Before getting so caught up in criticism as sport though, we mustn’t forget about the real effects it has in real people’s lives. A restaurant is someone’s business, their livelihood, years of blood, sweat and tears, and home to a family of employees and regular customers… A wine is the same thing, usually decades of hard work, investment, patience and love, with troops of earnest faces behind. A bad review necessarily hurts all of these people.
On the flip side, any artist, producer or chef has to answer for what he/she puts out there. They must be thick-skinned, able to take some criticism, and accept that ‘you can’t please everyone’. To survive, they must stay focused on their art, their product, their customers, and not what too many outsiders think. Criticism is a part of doing business and making art.
Too much influence, the uniformity of taste
Besides some potentially hard feelings, the danger of any critic or guide gaining too much influence is that it can start to alter the art, the kind of wine being made or the food being cooked.

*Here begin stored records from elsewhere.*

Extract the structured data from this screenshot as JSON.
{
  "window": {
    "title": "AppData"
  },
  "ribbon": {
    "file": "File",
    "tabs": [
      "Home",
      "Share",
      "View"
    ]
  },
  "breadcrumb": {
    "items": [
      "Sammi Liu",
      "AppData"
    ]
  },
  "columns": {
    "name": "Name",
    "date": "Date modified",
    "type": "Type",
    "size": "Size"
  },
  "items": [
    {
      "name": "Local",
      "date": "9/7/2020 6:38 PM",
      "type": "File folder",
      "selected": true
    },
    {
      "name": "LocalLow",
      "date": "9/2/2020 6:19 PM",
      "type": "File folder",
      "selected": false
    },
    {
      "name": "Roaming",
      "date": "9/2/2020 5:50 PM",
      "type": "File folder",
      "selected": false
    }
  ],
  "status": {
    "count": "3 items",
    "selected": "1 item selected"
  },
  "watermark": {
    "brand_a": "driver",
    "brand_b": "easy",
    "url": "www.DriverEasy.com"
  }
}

A trend towards uniformity in taste is never a good thing because not only does it mean a loss of diversity on the landscape of taste, it often results in a ‘dumbing down’ to the lowest common denominator and a lower quality product overall. Big business lobbies and marketing strategies are surely guiltier of this, but a variety of independent critics can balance this effect, in a sense protecting us, all the while challenging the purveyors of our pleasure to perform their best.
The critic, our friend
Critics often claim that they are working for the average diner or customer, that they are a defender of the public, guiding the innocent to sure hits, and away from bad meals and rip-offs. But, really, the only establishments I don’t mind seeing criticized are the frauds, those out to make a dime by fooling people, those who deal in poor quality and charge far too much. I’m all for the outing of a hoax, but cheer far louder at the celebration of an underdog. And in fact, nothing does either like a no star or a full star rating. As long as there is something to back it up, a real person you can know and trust.
Sometimes though, we must agree to disagree, and take it all with a grain of salt.